Now, I wish to return to the theme of this article which is, “What is Medical Astrology?” I have begun by showing that medical astrology and modern allopathic medicine have evolved to the points they are today from rather different roots. Not only are their practices different, but their vocabularies do not even express the same understanding of illness and cure. Nevertheless, to understand medical astrology correctly, one must first understand medicine and astrology. I have given a brief overview of medicine and shall now do the same for astrology.

So, what is astrology? Basically, the horoscope is a map of celestial patterns whose influence catalyzes terrestrial experiences. The patterns mapped in the horoscope are “alchemical” in the sense that energies combine in infinitely various ways so that each instant is different from every other instant. Time is hence inseparable from “event”. The Chinese have profound ways of addressing this concept. Each moment is an event. The memory of events is contained in the vast subconscious vaults of the divine feminine. Memories are reactions to experience. What we call therefore call “experience” is really a memory. Together, memories have patterns, but their patterns are different from the celestial patterns.

Archetypal Patterns

Celestial patterns are archetypal. They map Divine Idea and represent Intent or Destiny. Experiential patterns are personal. They are karmic. Fate?what happens in any given moment of Time?is a mixture of destiny and karma. Ideally, in a perfectly balanced individual, the personal would resonate as a response?as opposed to reaction?to the Divine. The Chinese describe the ideal interaction of celestial and personal patterns by a human being suspended between Heaven and Earth, a person acting as an intermediary between the two realms of existence.

In the horoscope, experience is represented by the Moon and its condition by sign, house, and aspect and other factors. Soul intent is portrayed by the Ascendant and its ruler, destiny by the Midheaven. The individual is the conscious being living, likely as not, unaware of the unconscious forces that determine the Fate that occurs in each moment.

Interestingly, the unconscious forces, the patterns of celestial and personal energies, exist outside of Time.

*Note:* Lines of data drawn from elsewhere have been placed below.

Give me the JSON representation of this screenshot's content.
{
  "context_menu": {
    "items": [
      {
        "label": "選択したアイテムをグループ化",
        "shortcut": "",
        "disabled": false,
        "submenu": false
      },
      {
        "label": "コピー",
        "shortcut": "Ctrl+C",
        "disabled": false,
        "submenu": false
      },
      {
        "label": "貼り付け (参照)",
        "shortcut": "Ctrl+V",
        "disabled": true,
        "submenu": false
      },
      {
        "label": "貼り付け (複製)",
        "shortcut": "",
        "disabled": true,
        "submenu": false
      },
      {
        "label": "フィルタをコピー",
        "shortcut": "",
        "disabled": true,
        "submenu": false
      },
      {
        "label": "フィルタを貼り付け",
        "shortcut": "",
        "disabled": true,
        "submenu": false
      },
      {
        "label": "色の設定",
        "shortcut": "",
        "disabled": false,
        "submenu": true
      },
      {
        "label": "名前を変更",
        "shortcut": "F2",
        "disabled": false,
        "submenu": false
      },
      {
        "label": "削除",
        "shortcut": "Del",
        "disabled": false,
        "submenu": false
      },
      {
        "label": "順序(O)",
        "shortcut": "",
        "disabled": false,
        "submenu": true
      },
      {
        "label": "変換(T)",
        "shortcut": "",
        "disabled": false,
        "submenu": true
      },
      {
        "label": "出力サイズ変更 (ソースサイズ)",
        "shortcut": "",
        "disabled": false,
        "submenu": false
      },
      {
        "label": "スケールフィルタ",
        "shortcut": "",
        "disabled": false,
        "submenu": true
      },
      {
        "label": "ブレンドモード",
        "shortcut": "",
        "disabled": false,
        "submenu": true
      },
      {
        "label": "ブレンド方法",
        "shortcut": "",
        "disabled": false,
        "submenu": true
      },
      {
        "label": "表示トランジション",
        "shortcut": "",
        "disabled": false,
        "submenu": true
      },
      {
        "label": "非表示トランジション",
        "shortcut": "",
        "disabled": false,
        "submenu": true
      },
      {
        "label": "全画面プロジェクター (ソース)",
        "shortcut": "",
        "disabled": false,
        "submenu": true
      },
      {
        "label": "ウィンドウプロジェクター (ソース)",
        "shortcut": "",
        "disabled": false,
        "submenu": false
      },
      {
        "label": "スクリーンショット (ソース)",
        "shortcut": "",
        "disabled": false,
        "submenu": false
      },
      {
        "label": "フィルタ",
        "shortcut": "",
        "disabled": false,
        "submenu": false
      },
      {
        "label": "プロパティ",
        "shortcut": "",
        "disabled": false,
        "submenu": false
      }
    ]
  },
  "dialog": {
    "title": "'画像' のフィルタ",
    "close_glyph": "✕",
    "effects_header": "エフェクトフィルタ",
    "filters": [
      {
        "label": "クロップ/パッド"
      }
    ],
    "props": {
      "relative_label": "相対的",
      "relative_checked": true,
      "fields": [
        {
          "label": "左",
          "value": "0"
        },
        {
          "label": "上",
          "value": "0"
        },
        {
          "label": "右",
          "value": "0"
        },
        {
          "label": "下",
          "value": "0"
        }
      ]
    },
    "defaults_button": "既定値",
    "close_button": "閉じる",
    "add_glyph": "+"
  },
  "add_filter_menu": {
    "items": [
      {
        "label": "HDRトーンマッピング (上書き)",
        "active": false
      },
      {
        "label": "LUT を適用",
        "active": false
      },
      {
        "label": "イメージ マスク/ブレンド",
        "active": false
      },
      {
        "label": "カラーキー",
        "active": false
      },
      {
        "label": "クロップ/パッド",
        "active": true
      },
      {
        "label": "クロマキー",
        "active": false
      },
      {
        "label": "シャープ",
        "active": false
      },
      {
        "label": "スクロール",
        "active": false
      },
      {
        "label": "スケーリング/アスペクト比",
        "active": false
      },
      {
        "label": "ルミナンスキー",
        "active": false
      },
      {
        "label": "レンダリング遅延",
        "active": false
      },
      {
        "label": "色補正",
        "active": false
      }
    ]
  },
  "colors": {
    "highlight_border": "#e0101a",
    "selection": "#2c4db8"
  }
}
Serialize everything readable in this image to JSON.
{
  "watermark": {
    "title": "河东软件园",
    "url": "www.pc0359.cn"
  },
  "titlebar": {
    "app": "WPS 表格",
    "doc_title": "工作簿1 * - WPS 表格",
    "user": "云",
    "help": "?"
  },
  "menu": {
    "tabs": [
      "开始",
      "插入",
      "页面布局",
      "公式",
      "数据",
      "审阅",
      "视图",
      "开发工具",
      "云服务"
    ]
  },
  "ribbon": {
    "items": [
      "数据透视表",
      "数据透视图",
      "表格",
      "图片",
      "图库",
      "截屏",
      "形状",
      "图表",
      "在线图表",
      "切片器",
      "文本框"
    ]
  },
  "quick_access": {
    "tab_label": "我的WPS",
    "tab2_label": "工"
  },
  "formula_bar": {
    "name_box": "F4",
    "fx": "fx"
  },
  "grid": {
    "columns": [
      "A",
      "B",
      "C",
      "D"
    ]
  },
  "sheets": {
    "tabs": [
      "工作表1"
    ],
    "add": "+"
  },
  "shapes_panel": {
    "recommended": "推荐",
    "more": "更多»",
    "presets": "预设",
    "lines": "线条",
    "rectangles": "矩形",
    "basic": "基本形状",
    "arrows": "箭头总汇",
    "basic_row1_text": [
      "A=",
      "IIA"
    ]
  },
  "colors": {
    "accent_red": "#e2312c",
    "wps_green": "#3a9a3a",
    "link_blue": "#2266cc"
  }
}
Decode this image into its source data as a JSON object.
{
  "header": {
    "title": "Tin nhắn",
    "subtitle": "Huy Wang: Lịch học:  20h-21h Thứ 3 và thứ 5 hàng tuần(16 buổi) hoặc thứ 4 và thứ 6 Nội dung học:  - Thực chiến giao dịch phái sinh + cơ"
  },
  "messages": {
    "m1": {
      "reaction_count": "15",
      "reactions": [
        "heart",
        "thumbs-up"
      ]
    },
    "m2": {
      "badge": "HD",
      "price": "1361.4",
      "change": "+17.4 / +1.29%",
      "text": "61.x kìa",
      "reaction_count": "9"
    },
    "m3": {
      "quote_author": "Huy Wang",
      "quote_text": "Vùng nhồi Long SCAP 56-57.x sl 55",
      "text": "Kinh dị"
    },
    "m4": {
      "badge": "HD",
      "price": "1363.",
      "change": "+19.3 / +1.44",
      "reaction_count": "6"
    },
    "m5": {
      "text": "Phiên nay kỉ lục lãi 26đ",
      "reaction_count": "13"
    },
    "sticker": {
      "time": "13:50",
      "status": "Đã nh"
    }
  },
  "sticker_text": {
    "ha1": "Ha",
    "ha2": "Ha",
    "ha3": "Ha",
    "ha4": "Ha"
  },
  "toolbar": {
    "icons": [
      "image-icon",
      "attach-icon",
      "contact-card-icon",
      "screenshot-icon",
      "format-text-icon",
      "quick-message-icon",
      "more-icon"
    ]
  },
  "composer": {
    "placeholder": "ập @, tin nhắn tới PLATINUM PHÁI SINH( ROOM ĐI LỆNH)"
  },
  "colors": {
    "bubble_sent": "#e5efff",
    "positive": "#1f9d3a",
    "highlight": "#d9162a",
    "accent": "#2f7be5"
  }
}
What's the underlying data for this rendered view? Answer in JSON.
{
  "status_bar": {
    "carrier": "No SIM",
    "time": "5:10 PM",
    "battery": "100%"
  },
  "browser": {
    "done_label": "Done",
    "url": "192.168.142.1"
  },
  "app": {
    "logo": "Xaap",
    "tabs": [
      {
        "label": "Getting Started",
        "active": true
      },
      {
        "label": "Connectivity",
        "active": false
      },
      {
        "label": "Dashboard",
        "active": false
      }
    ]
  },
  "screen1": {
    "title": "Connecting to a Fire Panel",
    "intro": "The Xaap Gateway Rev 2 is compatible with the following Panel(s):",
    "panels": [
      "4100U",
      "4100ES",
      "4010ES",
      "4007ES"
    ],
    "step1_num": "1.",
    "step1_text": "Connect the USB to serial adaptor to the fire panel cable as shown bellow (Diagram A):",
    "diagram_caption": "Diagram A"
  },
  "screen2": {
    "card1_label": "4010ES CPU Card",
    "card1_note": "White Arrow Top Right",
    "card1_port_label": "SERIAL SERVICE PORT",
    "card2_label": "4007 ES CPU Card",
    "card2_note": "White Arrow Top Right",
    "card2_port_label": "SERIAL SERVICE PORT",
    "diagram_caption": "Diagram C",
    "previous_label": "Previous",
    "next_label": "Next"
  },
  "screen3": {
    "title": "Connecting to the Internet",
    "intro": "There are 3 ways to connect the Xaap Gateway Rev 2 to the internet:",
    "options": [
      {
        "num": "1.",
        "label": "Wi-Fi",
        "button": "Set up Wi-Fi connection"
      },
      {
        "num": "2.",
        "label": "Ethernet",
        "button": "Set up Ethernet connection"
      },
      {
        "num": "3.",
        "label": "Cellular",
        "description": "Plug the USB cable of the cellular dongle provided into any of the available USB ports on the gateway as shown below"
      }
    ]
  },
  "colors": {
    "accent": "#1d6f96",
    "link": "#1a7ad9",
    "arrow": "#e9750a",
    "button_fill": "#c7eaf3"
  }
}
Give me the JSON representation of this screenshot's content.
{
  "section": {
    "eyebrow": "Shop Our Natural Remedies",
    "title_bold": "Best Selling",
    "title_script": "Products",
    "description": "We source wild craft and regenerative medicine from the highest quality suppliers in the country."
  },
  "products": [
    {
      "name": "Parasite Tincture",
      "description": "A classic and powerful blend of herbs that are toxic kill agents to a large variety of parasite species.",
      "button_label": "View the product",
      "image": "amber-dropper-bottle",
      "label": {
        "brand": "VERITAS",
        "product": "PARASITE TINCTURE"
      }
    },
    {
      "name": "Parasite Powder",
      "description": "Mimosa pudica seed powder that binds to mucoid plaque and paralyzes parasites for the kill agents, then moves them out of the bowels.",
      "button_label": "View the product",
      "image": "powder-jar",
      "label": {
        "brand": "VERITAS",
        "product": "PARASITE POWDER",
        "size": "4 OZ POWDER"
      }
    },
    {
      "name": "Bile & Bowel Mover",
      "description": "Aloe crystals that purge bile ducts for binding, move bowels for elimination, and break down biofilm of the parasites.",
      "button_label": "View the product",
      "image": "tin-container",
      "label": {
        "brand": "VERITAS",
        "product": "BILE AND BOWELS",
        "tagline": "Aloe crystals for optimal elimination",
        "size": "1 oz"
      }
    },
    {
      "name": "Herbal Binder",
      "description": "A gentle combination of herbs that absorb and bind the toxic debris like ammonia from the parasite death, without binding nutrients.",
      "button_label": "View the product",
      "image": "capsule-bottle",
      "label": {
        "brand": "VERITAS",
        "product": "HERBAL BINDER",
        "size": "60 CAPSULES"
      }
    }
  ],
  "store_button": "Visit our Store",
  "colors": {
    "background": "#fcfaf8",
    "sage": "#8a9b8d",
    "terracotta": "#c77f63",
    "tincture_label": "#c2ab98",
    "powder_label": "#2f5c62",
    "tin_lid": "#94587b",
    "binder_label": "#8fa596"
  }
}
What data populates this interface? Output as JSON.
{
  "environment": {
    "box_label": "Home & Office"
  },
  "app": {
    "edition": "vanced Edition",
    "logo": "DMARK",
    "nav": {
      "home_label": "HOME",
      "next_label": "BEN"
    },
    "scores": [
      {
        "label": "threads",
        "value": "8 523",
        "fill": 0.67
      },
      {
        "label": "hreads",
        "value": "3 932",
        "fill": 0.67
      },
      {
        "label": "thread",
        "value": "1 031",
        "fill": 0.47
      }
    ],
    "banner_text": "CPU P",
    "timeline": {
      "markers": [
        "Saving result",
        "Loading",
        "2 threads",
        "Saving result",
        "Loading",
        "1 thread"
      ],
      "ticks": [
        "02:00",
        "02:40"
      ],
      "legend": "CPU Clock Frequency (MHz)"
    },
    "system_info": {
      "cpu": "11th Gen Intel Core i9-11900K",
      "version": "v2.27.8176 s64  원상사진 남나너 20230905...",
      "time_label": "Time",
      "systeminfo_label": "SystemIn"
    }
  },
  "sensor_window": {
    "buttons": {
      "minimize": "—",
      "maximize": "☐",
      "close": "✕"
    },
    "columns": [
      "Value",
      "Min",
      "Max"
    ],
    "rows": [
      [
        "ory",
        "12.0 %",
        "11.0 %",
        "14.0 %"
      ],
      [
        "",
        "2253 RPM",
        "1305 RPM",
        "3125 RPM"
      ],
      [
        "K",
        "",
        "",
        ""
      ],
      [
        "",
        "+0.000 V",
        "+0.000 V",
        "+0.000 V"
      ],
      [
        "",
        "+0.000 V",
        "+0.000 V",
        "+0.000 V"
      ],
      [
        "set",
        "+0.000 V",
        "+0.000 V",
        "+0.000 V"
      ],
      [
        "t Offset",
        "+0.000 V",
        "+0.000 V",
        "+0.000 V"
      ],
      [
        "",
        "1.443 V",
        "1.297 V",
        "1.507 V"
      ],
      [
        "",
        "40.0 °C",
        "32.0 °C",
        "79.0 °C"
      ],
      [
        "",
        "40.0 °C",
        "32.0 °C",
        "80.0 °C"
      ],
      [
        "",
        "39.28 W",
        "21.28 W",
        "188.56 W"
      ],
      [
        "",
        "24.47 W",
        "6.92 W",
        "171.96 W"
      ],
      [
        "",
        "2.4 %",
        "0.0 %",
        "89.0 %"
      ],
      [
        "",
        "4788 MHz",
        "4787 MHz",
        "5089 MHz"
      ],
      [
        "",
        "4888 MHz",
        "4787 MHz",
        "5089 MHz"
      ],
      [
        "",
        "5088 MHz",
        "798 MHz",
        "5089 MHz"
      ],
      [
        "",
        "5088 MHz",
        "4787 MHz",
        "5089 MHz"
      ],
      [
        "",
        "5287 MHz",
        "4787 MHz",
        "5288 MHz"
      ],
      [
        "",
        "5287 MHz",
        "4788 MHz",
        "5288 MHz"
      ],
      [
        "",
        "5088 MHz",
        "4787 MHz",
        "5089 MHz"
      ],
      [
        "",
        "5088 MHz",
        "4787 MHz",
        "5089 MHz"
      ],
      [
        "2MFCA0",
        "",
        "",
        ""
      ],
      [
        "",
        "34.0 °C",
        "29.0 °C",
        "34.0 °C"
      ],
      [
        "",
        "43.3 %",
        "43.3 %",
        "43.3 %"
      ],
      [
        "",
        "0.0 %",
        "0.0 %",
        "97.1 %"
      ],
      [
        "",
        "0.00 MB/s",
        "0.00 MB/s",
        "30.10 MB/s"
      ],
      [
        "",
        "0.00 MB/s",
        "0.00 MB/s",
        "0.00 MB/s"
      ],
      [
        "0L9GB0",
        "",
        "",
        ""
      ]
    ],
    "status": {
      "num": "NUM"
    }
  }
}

Time exists in the manifested world where incarnational experiences are taking place. In other words, the personality, the Sun, is ephemeral?as are the moments we perceive as linear Time. The subconscious, or realm of personal memory, is built of reactions to moments which we call experience. It is entirely idiosyncratic and formed out of the past. Thus, if one were to dwell in the subconscious, the past would reverberate and give the impression, emotionally, that it is repeating. This is what is called karma and why, on a personal level, it is very difficult to create new experiences.

If one were instead to become soul conscious, one would see destiny as a state of beingness, not unmanifest and waiting to happen, but complete. It is only in the personality that we think that the future has not yet happened. Likewise, from the vantage point of the soul, the past is not entirely real. Reality, for the soul, is the expression of the soul?s truth which is, as noted, complete in its “mind”.

What does this have to do with astrology? To the extent that astrology is a tool used to guide individuals through their lives, it is important to recognize the forces which shape the moment. This does not mean that astrology is fatalistic, rather that Fate itself is born of the commingling of destiny and karma, the proportions of which differ according to the instant and the individual.

About author:
Ingrid Naiman

Articles by Cherry Sage

Most popular posts

Cherry Sage blog

Contact me